_How to complete this task_:
Nothing but the records, copied exactly and stripped of pictures, should be in the answer.

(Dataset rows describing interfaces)

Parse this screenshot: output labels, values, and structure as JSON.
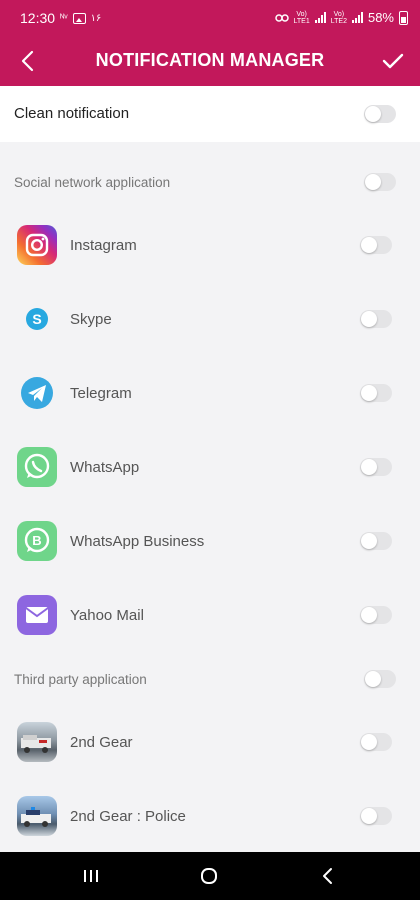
{
  "status_bar": {
    "time": "12:30",
    "net_label": "ᴺᵛ",
    "extra": "۱۶",
    "volte1": "Vo)) LTE1",
    "volte2": "Vo)) LTE2",
    "battery": "58%"
  },
  "app_bar": {
    "title": "NOTIFICATION MANAGER",
    "back_icon": "chevron-left-icon",
    "confirm_icon": "check-icon"
  },
  "master": {
    "label": "Clean notification",
    "enabled": false
  },
  "sections": [
    {
      "label": "Social network application",
      "enabled": false,
      "apps": [
        {
          "name": "Instagram",
          "icon": "instagram-icon",
          "enabled": false
        },
        {
          "name": "Skype",
          "icon": "skype-icon",
          "enabled": false
        },
        {
          "name": "Telegram",
          "icon": "telegram-icon",
          "enabled": false
        },
        {
          "name": "WhatsApp",
          "icon": "whatsapp-icon",
          "enabled": false
        },
        {
          "name": "WhatsApp Business",
          "icon": "whatsapp-business-icon",
          "enabled": false
        },
        {
          "name": "Yahoo Mail",
          "icon": "yahoo-mail-icon",
          "enabled": false
        }
      ]
    },
    {
      "label": "Third party application",
      "enabled": false,
      "apps": [
        {
          "name": "2nd Gear",
          "icon": "game-icon",
          "enabled": false
        },
        {
          "name": "2nd Gear : Police",
          "icon": "game-police-icon",
          "enabled": false
        }
      ]
    }
  ],
  "colors": {
    "brand": "#c2185b",
    "background": "#f3f3f5",
    "toggle_off": "#e4e4e6"
  },
  "nav_bar": {
    "recents_icon": "recents-icon",
    "home_icon": "home-icon",
    "back_icon": "back-icon"
  }
}
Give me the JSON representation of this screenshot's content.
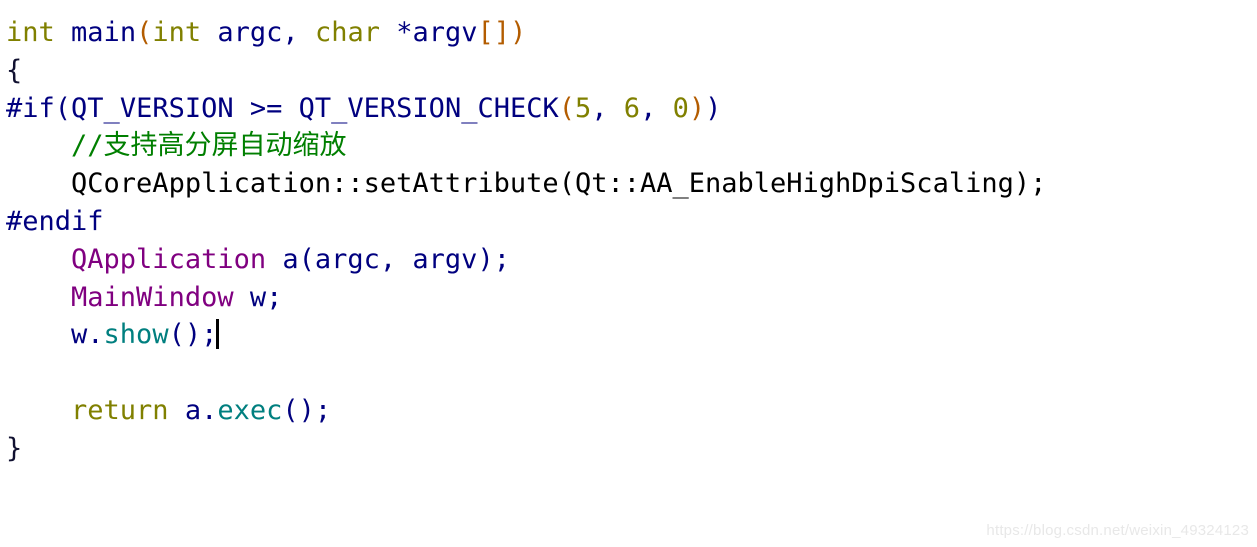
{
  "editor": {
    "language": "C++",
    "background_color": "#ffffff",
    "font_size_px": 27,
    "line_height_px": 37.8,
    "cursor": {
      "visible": true,
      "line_index": 8,
      "after_text": "w.show();"
    },
    "colors": {
      "keyword": "#808000",
      "identifier": "#00007f",
      "preprocessor": "#00007f",
      "plain": "#000000",
      "class_name": "#800080",
      "member_function": "#007f7f",
      "comment": "#007f00",
      "number": "#808000",
      "matched_bracket": "#b35c00",
      "brace": "#101030",
      "background": "#ffffff",
      "watermark": "#e8e8e8"
    },
    "lines": [
      {
        "id": "line-1",
        "text": "int main(int argc, char *argv[])",
        "tokens": [
          {
            "t": "int",
            "c": "keyword"
          },
          {
            "t": " ",
            "c": "plain"
          },
          {
            "t": "main",
            "c": "ident"
          },
          {
            "t": "(",
            "c": "bracket"
          },
          {
            "t": "int",
            "c": "keyword"
          },
          {
            "t": " ",
            "c": "plain"
          },
          {
            "t": "argc",
            "c": "ident"
          },
          {
            "t": ",",
            "c": "ident"
          },
          {
            "t": " ",
            "c": "plain"
          },
          {
            "t": "char",
            "c": "keyword"
          },
          {
            "t": " ",
            "c": "plain"
          },
          {
            "t": "*argv",
            "c": "ident"
          },
          {
            "t": "[]",
            "c": "bracket"
          },
          {
            "t": ")",
            "c": "bracket"
          }
        ]
      },
      {
        "id": "line-2",
        "text": "{",
        "tokens": [
          {
            "t": "{",
            "c": "brace"
          }
        ]
      },
      {
        "id": "line-3",
        "text": "#if(QT_VERSION >= QT_VERSION_CHECK(5, 6, 0))",
        "tokens": [
          {
            "t": "#if",
            "c": "preproc"
          },
          {
            "t": "(",
            "c": "preproc"
          },
          {
            "t": "QT_VERSION",
            "c": "preproc"
          },
          {
            "t": " >= ",
            "c": "preproc"
          },
          {
            "t": "QT_VERSION_CHECK",
            "c": "preproc"
          },
          {
            "t": "(",
            "c": "bracket"
          },
          {
            "t": "5",
            "c": "number"
          },
          {
            "t": ",",
            "c": "preproc"
          },
          {
            "t": " ",
            "c": "plain"
          },
          {
            "t": "6",
            "c": "number"
          },
          {
            "t": ",",
            "c": "preproc"
          },
          {
            "t": " ",
            "c": "plain"
          },
          {
            "t": "0",
            "c": "number"
          },
          {
            "t": ")",
            "c": "bracket"
          },
          {
            "t": ")",
            "c": "preproc"
          }
        ]
      },
      {
        "id": "line-4",
        "text": "    //支持高分屏自动缩放",
        "tokens": [
          {
            "t": "    ",
            "c": "plain"
          },
          {
            "t": "//支持高分屏自动缩放",
            "c": "comment"
          }
        ]
      },
      {
        "id": "line-5",
        "text": "    QCoreApplication::setAttribute(Qt::AA_EnableHighDpiScaling);",
        "tokens": [
          {
            "t": "    ",
            "c": "plain"
          },
          {
            "t": "QCoreApplication::setAttribute(Qt::AA_EnableHighDpiScaling);",
            "c": "plain"
          }
        ]
      },
      {
        "id": "line-6",
        "text": "#endif",
        "tokens": [
          {
            "t": "#endif",
            "c": "preproc"
          }
        ]
      },
      {
        "id": "line-7",
        "text": "    QApplication a(argc, argv);",
        "tokens": [
          {
            "t": "    ",
            "c": "plain"
          },
          {
            "t": "QApplication",
            "c": "class"
          },
          {
            "t": " ",
            "c": "plain"
          },
          {
            "t": "a(argc, argv);",
            "c": "ident"
          }
        ]
      },
      {
        "id": "line-8",
        "text": "    MainWindow w;",
        "tokens": [
          {
            "t": "    ",
            "c": "plain"
          },
          {
            "t": "MainWindow",
            "c": "class"
          },
          {
            "t": " ",
            "c": "plain"
          },
          {
            "t": "w;",
            "c": "ident"
          }
        ]
      },
      {
        "id": "line-9",
        "text": "    w.show();",
        "tokens": [
          {
            "t": "    ",
            "c": "plain"
          },
          {
            "t": "w.",
            "c": "ident"
          },
          {
            "t": "show",
            "c": "member"
          },
          {
            "t": "();",
            "c": "ident"
          }
        ],
        "cursor_after": true
      },
      {
        "id": "line-10",
        "text": "",
        "tokens": []
      },
      {
        "id": "line-11",
        "text": "    return a.exec();",
        "tokens": [
          {
            "t": "    ",
            "c": "plain"
          },
          {
            "t": "return",
            "c": "keyword"
          },
          {
            "t": " ",
            "c": "plain"
          },
          {
            "t": "a.",
            "c": "ident"
          },
          {
            "t": "exec",
            "c": "member"
          },
          {
            "t": "();",
            "c": "ident"
          }
        ]
      },
      {
        "id": "line-12",
        "text": "}",
        "tokens": [
          {
            "t": "}",
            "c": "brace"
          }
        ]
      }
    ]
  },
  "watermark": {
    "text": "https://blog.csdn.net/weixin_49324123"
  }
}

_Answer to the problem_:
Parse this screenshot: output labels, values, and structure as JSON.
{
  "status_bar": {
    "time": "12:30",
    "net_label": "ᴺᵛ",
    "extra": "۱۶",
    "volte1": "Vo)) LTE1",
    "volte2": "Vo)) LTE2",
    "battery": "58%"
  },
  "app_bar": {
    "title": "NOTIFICATION MANAGER",
    "back_icon": "chevron-left-icon",
    "confirm_icon": "check-icon"
  },
  "master": {
    "label": "Clean notification",
    "enabled": false
  },
  "sections": [
    {
      "label": "Social network application",
      "enabled": false,
      "apps": [
        {
          "name": "Instagram",
          "icon": "instagram-icon",
          "enabled": false
        },
        {
          "name": "Skype",
          "icon": "skype-icon",
          "enabled": false
        },
        {
          "name": "Telegram",
          "icon": "telegram-icon",
          "enabled": false
        },
        {
          "name": "WhatsApp",
          "icon": "whatsapp-icon",
          "enabled": false
        },
        {
          "name": "WhatsApp Business",
          "icon": "whatsapp-business-icon",
          "enabled": false
        },
        {
          "name": "Yahoo Mail",
          "icon": "yahoo-mail-icon",
          "enabled": false
        }
      ]
    },
    {
      "label": "Third party application",
      "enabled": false,
      "apps": [
        {
          "name": "2nd Gear",
          "icon": "game-icon",
          "enabled": false
        },
        {
          "name": "2nd Gear : Police",
          "icon": "game-police-icon",
          "enabled": false
        }
      ]
    }
  ],
  "colors": {
    "brand": "#c2185b",
    "background": "#f3f3f5",
    "toggle_off": "#e4e4e6"
  },
  "nav_bar": {
    "recents_icon": "recents-icon",
    "home_icon": "home-icon",
    "back_icon": "back-icon"
  }
}
Give me the JSON representation of this screenshot's content.
{
  "editor": {
    "language": "C++",
    "background_color": "#ffffff",
    "font_size_px": 27,
    "line_height_px": 37.8,
    "cursor": {
      "visible": true,
      "line_index": 8,
      "after_text": "w.show();"
    },
    "colors": {
      "keyword": "#808000",
      "identifier": "#00007f",
      "preprocessor": "#00007f",
      "plain": "#000000",
      "class_name": "#800080",
      "member_function": "#007f7f",
      "comment": "#007f00",
      "number": "#808000",
      "matched_bracket": "#b35c00",
      "brace": "#101030",
      "background": "#ffffff",
      "watermark": "#e8e8e8"
    },
    "lines": [
      {
        "id": "line-1",
        "text": "int main(int argc, char *argv[])",
        "tokens": [
          {
            "t": "int",
            "c": "keyword"
          },
          {
            "t": " ",
            "c": "plain"
          },
          {
            "t": "main",
            "c": "ident"
          },
          {
            "t": "(",
            "c": "bracket"
          },
          {
            "t": "int",
            "c": "keyword"
          },
          {
            "t": " ",
            "c": "plain"
          },
          {
            "t": "argc",
            "c": "ident"
          },
          {
            "t": ",",
            "c": "ident"
          },
          {
            "t": " ",
            "c": "plain"
          },
          {
            "t": "char",
            "c": "keyword"
          },
          {
            "t": " ",
            "c": "plain"
          },
          {
            "t": "*argv",
            "c": "ident"
          },
          {
            "t": "[]",
            "c": "bracket"
          },
          {
            "t": ")",
            "c": "bracket"
          }
        ]
      },
      {
        "id": "line-2",
        "text": "{",
        "tokens": [
          {
            "t": "{",
            "c": "brace"
          }
        ]
      },
      {
        "id": "line-3",
        "text": "#if(QT_VERSION >= QT_VERSION_CHECK(5, 6, 0))",
        "tokens": [
          {
            "t": "#if",
            "c": "preproc"
          },
          {
            "t": "(",
            "c": "preproc"
          },
          {
            "t": "QT_VERSION",
            "c": "preproc"
          },
          {
            "t": " >= ",
            "c": "preproc"
          },
          {
            "t": "QT_VERSION_CHECK",
            "c": "preproc"
          },
          {
            "t": "(",
            "c": "bracket"
          },
          {
            "t": "5",
            "c": "number"
          },
          {
            "t": ",",
            "c": "preproc"
          },
          {
            "t": " ",
            "c": "plain"
          },
          {
            "t": "6",
            "c": "number"
          },
          {
            "t": ",",
            "c": "preproc"
          },
          {
            "t": " ",
            "c": "plain"
          },
          {
            "t": "0",
            "c": "number"
          },
          {
            "t": ")",
            "c": "bracket"
          },
          {
            "t": ")",
            "c": "preproc"
          }
        ]
      },
      {
        "id": "line-4",
        "text": "    //支持高分屏自动缩放",
        "tokens": [
          {
            "t": "    ",
            "c": "plain"
          },
          {
            "t": "//支持高分屏自动缩放",
            "c": "comment"
          }
        ]
      },
      {
        "id": "line-5",
        "text": "    QCoreApplication::setAttribute(Qt::AA_EnableHighDpiScaling);",
        "tokens": [
          {
            "t": "    ",
            "c": "plain"
          },
          {
            "t": "QCoreApplication::setAttribute(Qt::AA_EnableHighDpiScaling);",
            "c": "plain"
          }
        ]
      },
      {
        "id": "line-6",
        "text": "#endif",
        "tokens": [
          {
            "t": "#endif",
            "c": "preproc"
          }
        ]
      },
      {
        "id": "line-7",
        "text": "    QApplication a(argc, argv);",
        "tokens": [
          {
            "t": "    ",
            "c": "plain"
          },
          {
            "t": "QApplication",
            "c": "class"
          },
          {
            "t": " ",
            "c": "plain"
          },
          {
            "t": "a(argc, argv);",
            "c": "ident"
          }
        ]
      },
      {
        "id": "line-8",
        "text": "    MainWindow w;",
        "tokens": [
          {
            "t": "    ",
            "c": "plain"
          },
          {
            "t": "MainWindow",
            "c": "class"
          },
          {
            "t": " ",
            "c": "plain"
          },
          {
            "t": "w;",
            "c": "ident"
          }
        ]
      },
      {
        "id": "line-9",
        "text": "    w.show();",
        "tokens": [
          {
            "t": "    ",
            "c": "plain"
          },
          {
            "t": "w.",
            "c": "ident"
          },
          {
            "t": "show",
            "c": "member"
          },
          {
            "t": "();",
            "c": "ident"
          }
        ],
        "cursor_after": true
      },
      {
        "id": "line-10",
        "text": "",
        "tokens": []
      },
      {
        "id": "line-11",
        "text": "    return a.exec();",
        "tokens": [
          {
            "t": "    ",
            "c": "plain"
          },
          {
            "t": "return",
            "c": "keyword"
          },
          {
            "t": " ",
            "c": "plain"
          },
          {
            "t": "a.",
            "c": "ident"
          },
          {
            "t": "exec",
            "c": "member"
          },
          {
            "t": "();",
            "c": "ident"
          }
        ]
      },
      {
        "id": "line-12",
        "text": "}",
        "tokens": [
          {
            "t": "}",
            "c": "brace"
          }
        ]
      }
    ]
  },
  "watermark": {
    "text": "https://blog.csdn.net/weixin_49324123"
  }
}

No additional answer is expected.